World Bank/IMF Watch 2015 is the latest in DDCI's annual series of reports on the activities of the Bretton Woods Institutions. The report tracks policy and practice at the World Bank and IMF over the past year and asseses the engagement of the Irish government with both institutions. Importantly, the document makes several recommendations to the Irish government based on current trends, to help work towards global financial justice, debt restructuring and forgiveness, and to increase the effectiveness of Ireland's foreign aid.
This document outlines lessons from the global debt justice movement, provides a background to the Irish EU-IMF loans, and offers some recommendations based on these lessons. It also flags recommendations from a diverse range of other groups.
Key lessons from the wider world include:
In the absence of an international insolvency regime and in the face of the continuing ad hoc and haphazard treatment of the sovereign debt of developing countries, we are demanding a series of contractual changes in loan contracts issued to sovereign states. These measures aim to provide guidance, fairness and certainties to borrower states and lenders as well as protect the citizens and environments of developing nations. The proposal moves away from institution or sector-specific approaches to dealing with concerns over 'responsible lending' and ‘fair resolution of debt crises' towards internationally recognised legal standards for responsible financing.
Eurodad's Charter on Responsible Financing outlines the essential components of a responsible loan. These aim to ensure that terms and conditions are fair, that the loan contraction process is transparent, that the human rights and environments of recipient nations are respected, and that repayment difficulties or disputes are resolved fairly and efficiently. Many of the provisions outlined in Eurodad's charter are drawn from the international treaties and conventions to which lender and borrower nations are signatories.
If the world is to make poverty history, governments in poor countries have to have anti-poverty plans. And these plans must be supported by aid from rich countries. Of course, this aid should come with some terms attached. Rich countries have the right to expect their aid to be clearly accounted for. They - and citizens of poor countries - are also entitled to expect this aid to be used to fight poverty. What rich countries are not entitled to do is use their aid to push economic policy reforms such as privatisation and liberalisation on poor countries.

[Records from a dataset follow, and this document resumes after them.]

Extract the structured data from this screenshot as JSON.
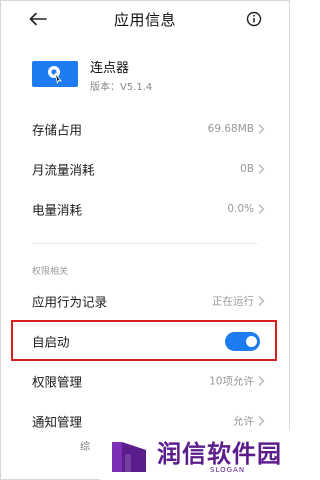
{
  "header": {
    "title": "应用信息",
    "back_icon": "back-arrow-icon",
    "info_icon": "info-circle-icon"
  },
  "app": {
    "name": "连点器",
    "version": "版本：V5.1.4",
    "icon": "tap-cursor-icon",
    "icon_color": "#1d7cf2"
  },
  "rows": [
    {
      "label": "存储占用",
      "value": "69.68MB"
    },
    {
      "label": "月流量消耗",
      "value": "0B"
    },
    {
      "label": "电量消耗",
      "value": "0.0%"
    }
  ],
  "permissions": {
    "section_title": "权限相关",
    "behavior": {
      "label": "应用行为记录",
      "value": "正在运行"
    },
    "autostart": {
      "label": "自启动",
      "enabled": true
    },
    "manage": {
      "label": "权限管理",
      "value": "10项允许"
    },
    "notify": {
      "label": "通知管理",
      "value": "允许"
    }
  },
  "partial_text": "综",
  "colors": {
    "accent": "#1d7cf2",
    "highlight_border": "#d31f1f",
    "watermark": "#5c1d8c"
  },
  "watermark": {
    "text": "润信软件园",
    "slogan": "SLOGAN"
  }
}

But this is exactly what the World Bank and the IMF continue to do, with the tacit support of their rich-country shareholders. Economic policy conditionality stops aid working. It undermines national decision-making, vital for successful development. It can lead to unpredictable 'stop-start' aid flows. And it can mean poor countries have to implement policies based on dogma and ideology rather than on evidence. Over the lpast decade, there has been a growing international consensus that economic policy conditionality does not work. As noted by the Africa Commission in 2005, "policy conditionality...is both an infringement on sovereignty and ineffective". The European Commission and the British and Norwegian governments have developed policies to end the tying of their aid to privatisation and liberalisation conditions.